As became increasingly clear during the briefing, Spicer no longer has a handle on the White House’s collapsing definition of “fake news.” One minute, it was anonymous sources in news media (except when they talked to Fox). The next, it was factually incorrect tweets (except when they’re about climate change). Spicey should be pretty good at his job by now, which simply requires him to provide an unrelenting defense of Trump’s tweets, whether he agrees with them or not. But after weeks of dismissing all bad press as fake news, even Spicer seemed unsure what the president’s favorite epithet was supposed to mean.

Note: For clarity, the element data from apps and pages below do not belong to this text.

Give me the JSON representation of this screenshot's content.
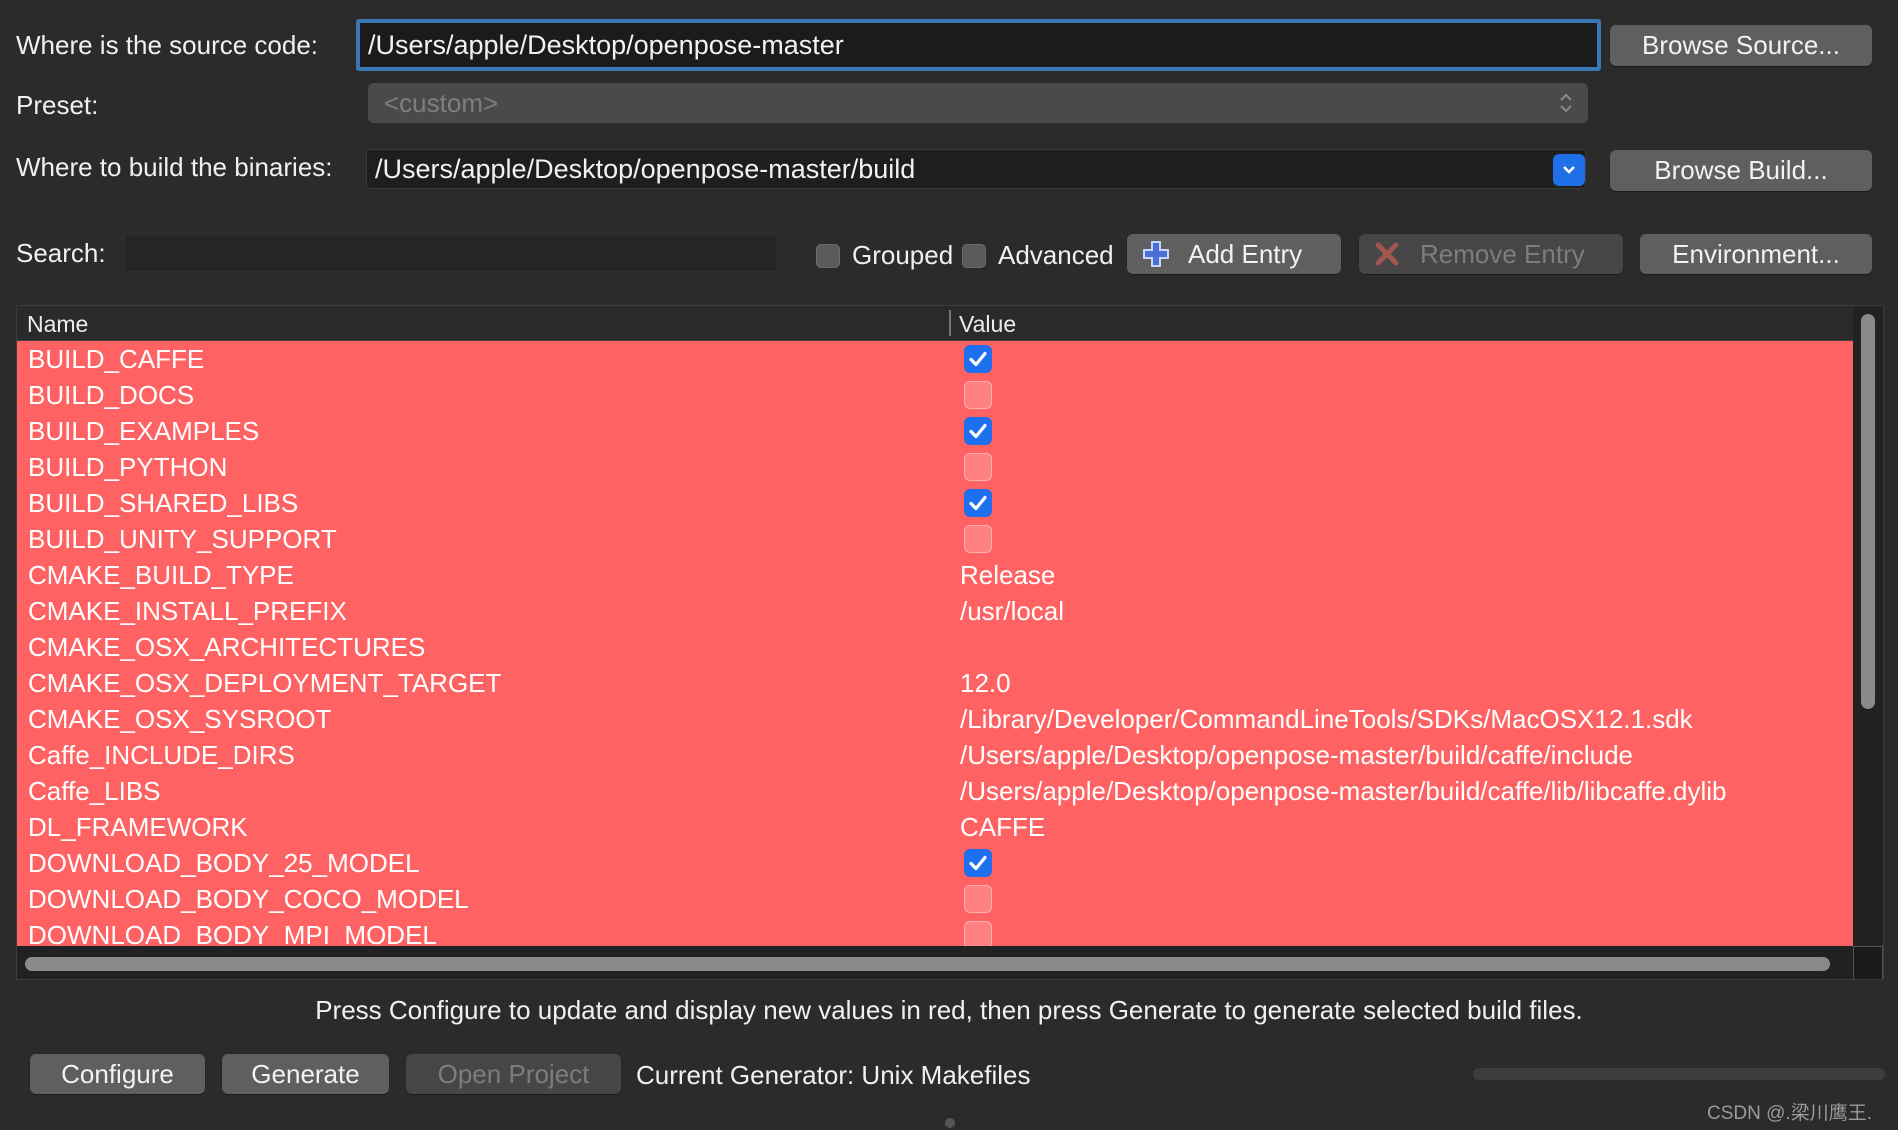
{
  "source": {
    "label": "Where is the source code:",
    "value": "/Users/apple/Desktop/openpose-master",
    "browse_label": "Browse Source..."
  },
  "preset": {
    "label": "Preset:",
    "value": "<custom>"
  },
  "build": {
    "label": "Where to build the binaries:",
    "value": "/Users/apple/Desktop/openpose-master/build",
    "browse_label": "Browse Build..."
  },
  "search": {
    "label": "Search:",
    "value": ""
  },
  "options": {
    "grouped_label": "Grouped",
    "advanced_label": "Advanced",
    "add_entry_label": "Add Entry",
    "remove_entry_label": "Remove Entry",
    "environment_label": "Environment..."
  },
  "table": {
    "headers": {
      "name": "Name",
      "value": "Value"
    },
    "rows": [
      {
        "name": "BUILD_CAFFE",
        "type": "bool",
        "checked": true
      },
      {
        "name": "BUILD_DOCS",
        "type": "bool",
        "checked": false
      },
      {
        "name": "BUILD_EXAMPLES",
        "type": "bool",
        "checked": true
      },
      {
        "name": "BUILD_PYTHON",
        "type": "bool",
        "checked": false
      },
      {
        "name": "BUILD_SHARED_LIBS",
        "type": "bool",
        "checked": true
      },
      {
        "name": "BUILD_UNITY_SUPPORT",
        "type": "bool",
        "checked": false
      },
      {
        "name": "CMAKE_BUILD_TYPE",
        "type": "text",
        "value": "Release"
      },
      {
        "name": "CMAKE_INSTALL_PREFIX",
        "type": "text",
        "value": "/usr/local"
      },
      {
        "name": "CMAKE_OSX_ARCHITECTURES",
        "type": "text",
        "value": ""
      },
      {
        "name": "CMAKE_OSX_DEPLOYMENT_TARGET",
        "type": "text",
        "value": "12.0"
      },
      {
        "name": "CMAKE_OSX_SYSROOT",
        "type": "text",
        "value": "/Library/Developer/CommandLineTools/SDKs/MacOSX12.1.sdk"
      },
      {
        "name": "Caffe_INCLUDE_DIRS",
        "type": "text",
        "value": "/Users/apple/Desktop/openpose-master/build/caffe/include"
      },
      {
        "name": "Caffe_LIBS",
        "type": "text",
        "value": "/Users/apple/Desktop/openpose-master/build/caffe/lib/libcaffe.dylib"
      },
      {
        "name": "DL_FRAMEWORK",
        "type": "text",
        "value": "CAFFE"
      },
      {
        "name": "DOWNLOAD_BODY_25_MODEL",
        "type": "bool",
        "checked": true
      },
      {
        "name": "DOWNLOAD_BODY_COCO_MODEL",
        "type": "bool",
        "checked": false
      },
      {
        "name": "DOWNLOAD_BODY_MPI_MODEL",
        "type": "bool",
        "checked": false
      }
    ]
  },
  "status_text": "Press Configure to update and display new values in red, then press Generate to generate selected build files.",
  "footer": {
    "configure_label": "Configure",
    "generate_label": "Generate",
    "open_project_label": "Open Project",
    "generator_text": "Current Generator: Unix Makefiles"
  },
  "watermark": "CSDN @.梁川鹰王.",
  "colors": {
    "changed_row": "#ff6262",
    "checkbox_on": "#1d6ff0",
    "focus_ring": "#3a78b5"
  }
}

Trump is expected to make a decision on the Paris Agreement this week, an intentional commitment to reduce carbon emissions along with 146 other member states. Instead of asking about the international consequences of withdrawal, a reporter asked Spicer whether Trump believes climate change is a result of human activity, a claim he famously denied on Twitter and has since doubled down on. Spicey simply dodged the question, as if Trump isn’t responsible for shaping the environmental policy of the world’s second largest carbon emitter. Is it “fake news” to say Trump is a climate denier?

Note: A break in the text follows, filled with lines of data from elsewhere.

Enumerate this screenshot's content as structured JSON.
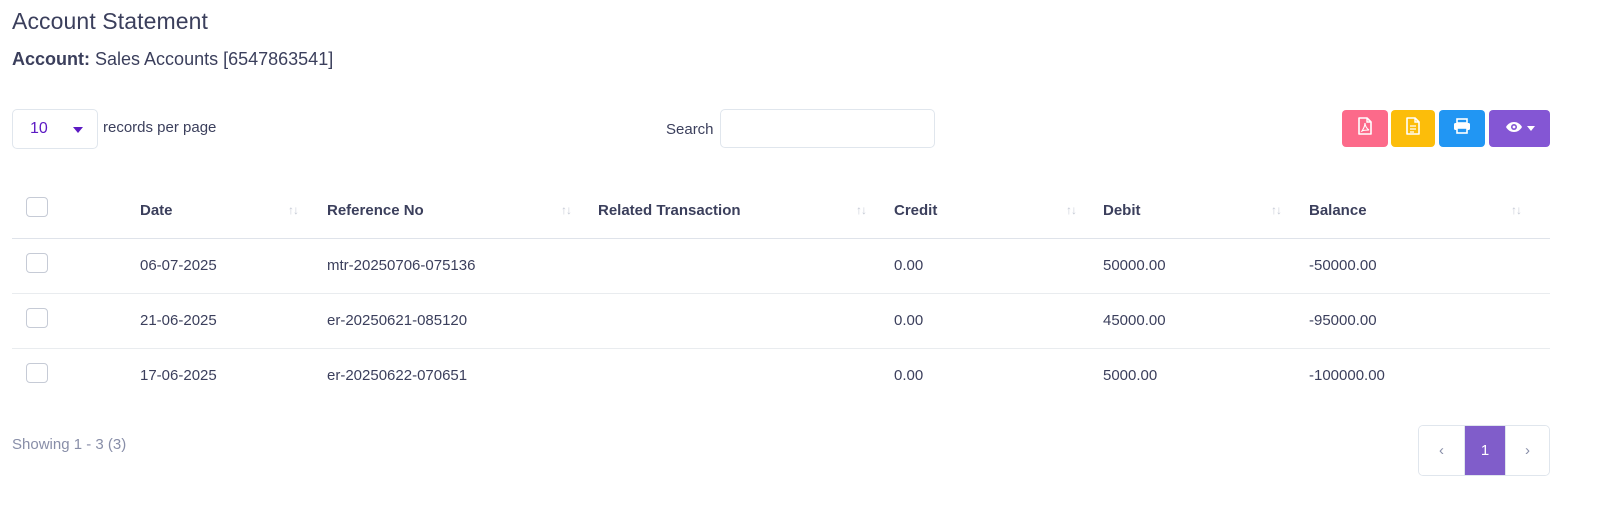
{
  "page": {
    "title": "Account Statement",
    "account_label": "Account:",
    "account_value": "Sales Accounts [6547863541]"
  },
  "controls": {
    "page_length": "10",
    "records_label": "records per page",
    "search_label": "Search",
    "search_value": ""
  },
  "toolbar": {
    "buttons": [
      {
        "name": "pdf-export-button",
        "icon": "pdf-file-icon",
        "color": "#fc6a8a"
      },
      {
        "name": "csv-export-button",
        "icon": "document-icon",
        "color": "#fcbd0a"
      },
      {
        "name": "print-button",
        "icon": "printer-icon",
        "color": "#2196f3"
      },
      {
        "name": "column-visibility-button",
        "icon": "eye-icon",
        "color": "#8456d4"
      }
    ]
  },
  "table": {
    "columns": [
      "Date",
      "Reference No",
      "Related Transaction",
      "Credit",
      "Debit",
      "Balance"
    ],
    "sort_glyph": "↑↓",
    "rows": [
      {
        "date": "06-07-2025",
        "ref": "mtr-20250706-075136",
        "related": "",
        "credit": "0.00",
        "debit": "50000.00",
        "balance": "-50000.00"
      },
      {
        "date": "21-06-2025",
        "ref": "er-20250621-085120",
        "related": "",
        "credit": "0.00",
        "debit": "45000.00",
        "balance": "-95000.00"
      },
      {
        "date": "17-06-2025",
        "ref": "er-20250622-070651",
        "related": "",
        "credit": "0.00",
        "debit": "5000.00",
        "balance": "-100000.00"
      }
    ]
  },
  "footer": {
    "info": "Showing 1 - 3 (3)",
    "pagination": {
      "prev": "‹",
      "current": "1",
      "next": "›"
    }
  },
  "colors": {
    "accent": "#805dca",
    "text": "#3b3f5c",
    "muted": "#888ea8"
  }
}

Spicey was also asked to explain two Trump tweets that directly contradicted positions the White House has taken on healthcare and the media. Last week, Trump tweeted he wanted to “add more dollars” to the Republican healthcare plan, the Affordable Health Care Act, even though the AHCA was specifically designed to reduce the amount of money the government spends on insurance.
Spicey said that the president has “been very clear” on the topic (obviously he hasn’t) and would “do whatever it takes to make sure that people have quality and accessible healthcare.” So what’s true? That Trump wants the AHCA to cover more people, thus requiring more federal money? Or that the AHCA is designed to reduce the federal deficit, as Paul Ryan has said, meaning Trump’s tweet was completely off-base?
Recently, Trump tweeted that news stories that reference anonymous, unnamed sources are “fake news,” in reference to reports that Jared Kushner tried to set up improper “backchannel communications” with Russia. But when a reporter pointed out that Trump retweeted a Fox debunk of the backchannel claim that was itself sourced from an unnamed insider, Spicer had to explain why Trump promoted one story with an anonymous source while dismissing another. Spicer, being careful not to confirm or deny the report, said the question assumed “a lot of facts that are not substantiated by anything but anonymous sources that are so far being leaked out.” So anonymous sources aren’t fake news? Or are they?
After spending an hour railing against it, however, Spicer bizarrely struggled to give a single clear example of fake news. When asked to name a fake news story, Spicer pointed to a tweet from a BBC reporter claiming that Trump didn’t wear a translation earpiece during the Italian Prime Minister’s G7 speech. Trump was wearing one, it was just an in-ear piece. When CNN’s Jim Acosta pointed out that that was a tweet an not an actual article, Spicey got testy:
Of course, if Spicer really thinks that false tweets are fake news, then that would make his boss the world’s most prolific publisher.
Despite all the lazy cynicism and obfuscation Spicer employed in his halfhearted defenses, however, one line from the briefing may have been the truest statement we’ve ever heard from the Press Secretary yet:
“The best messenger is the president himself, he’s always proven that.”
On that point, Spicey, I think we can agree.